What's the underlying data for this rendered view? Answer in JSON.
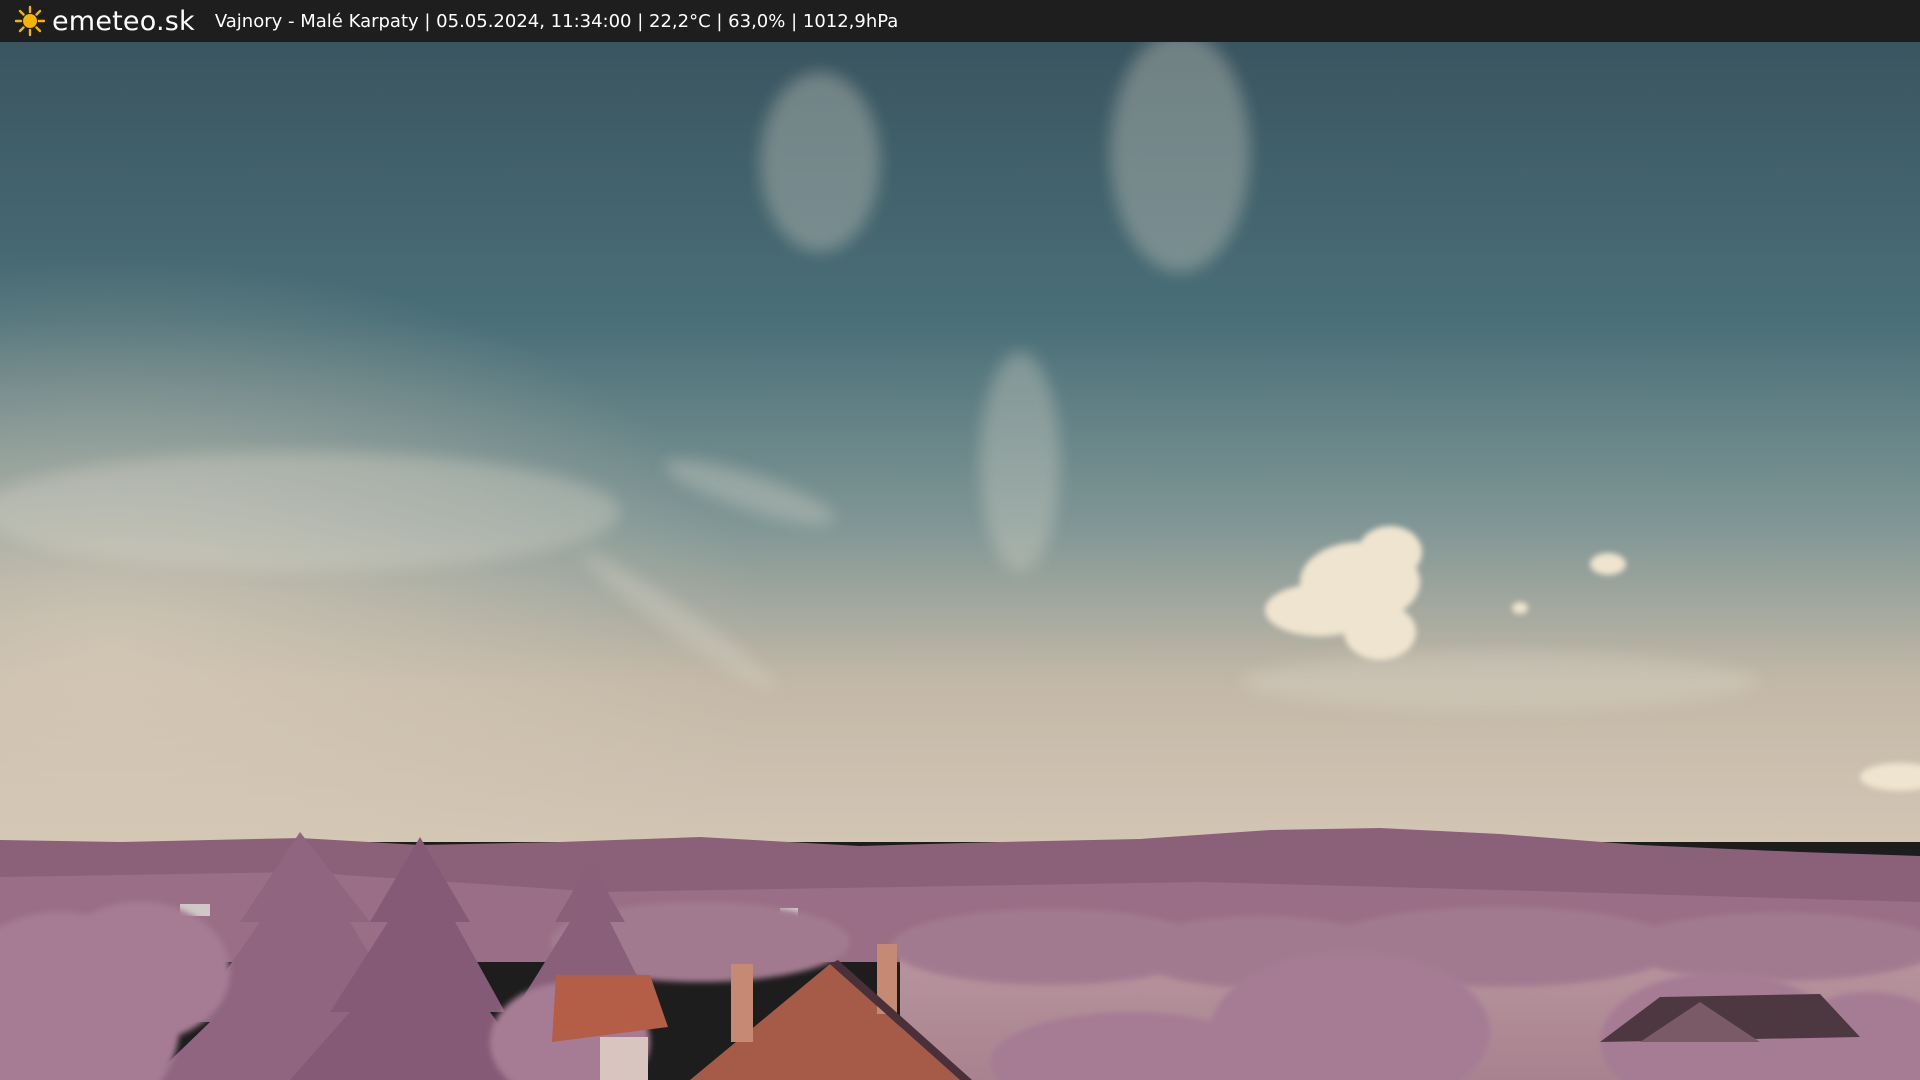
{
  "header": {
    "logo_icon": "sun-icon",
    "brand": "emeteo.sk",
    "caption": "Vajnory - Malé Karpaty | 05.05.2024, 11:34:00 | 22,2°C | 63,0% | 1012,9hPa"
  },
  "colors": {
    "bar_background": "#1e1e1e",
    "bar_text": "#ffffff",
    "sun": "#f5b400",
    "sky_top": "#3c5a66",
    "sky_horizon": "#cdbfae",
    "hills": "#8a5f78",
    "foliage": "#a87f96",
    "roof": "#b85f45"
  }
}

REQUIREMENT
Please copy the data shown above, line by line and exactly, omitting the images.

TASK RESPONSE
What's the underlying data for this rendered view? Answer in JSON.
{
  "header": {
    "logo_icon": "sun-icon",
    "brand": "emeteo.sk",
    "caption": "Vajnory - Malé Karpaty | 05.05.2024, 11:34:00 | 22,2°C | 63,0% | 1012,9hPa"
  },
  "colors": {
    "bar_background": "#1e1e1e",
    "bar_text": "#ffffff",
    "sun": "#f5b400",
    "sky_top": "#3c5a66",
    "sky_horizon": "#cdbfae",
    "hills": "#8a5f78",
    "foliage": "#a87f96",
    "roof": "#b85f45"
  }
}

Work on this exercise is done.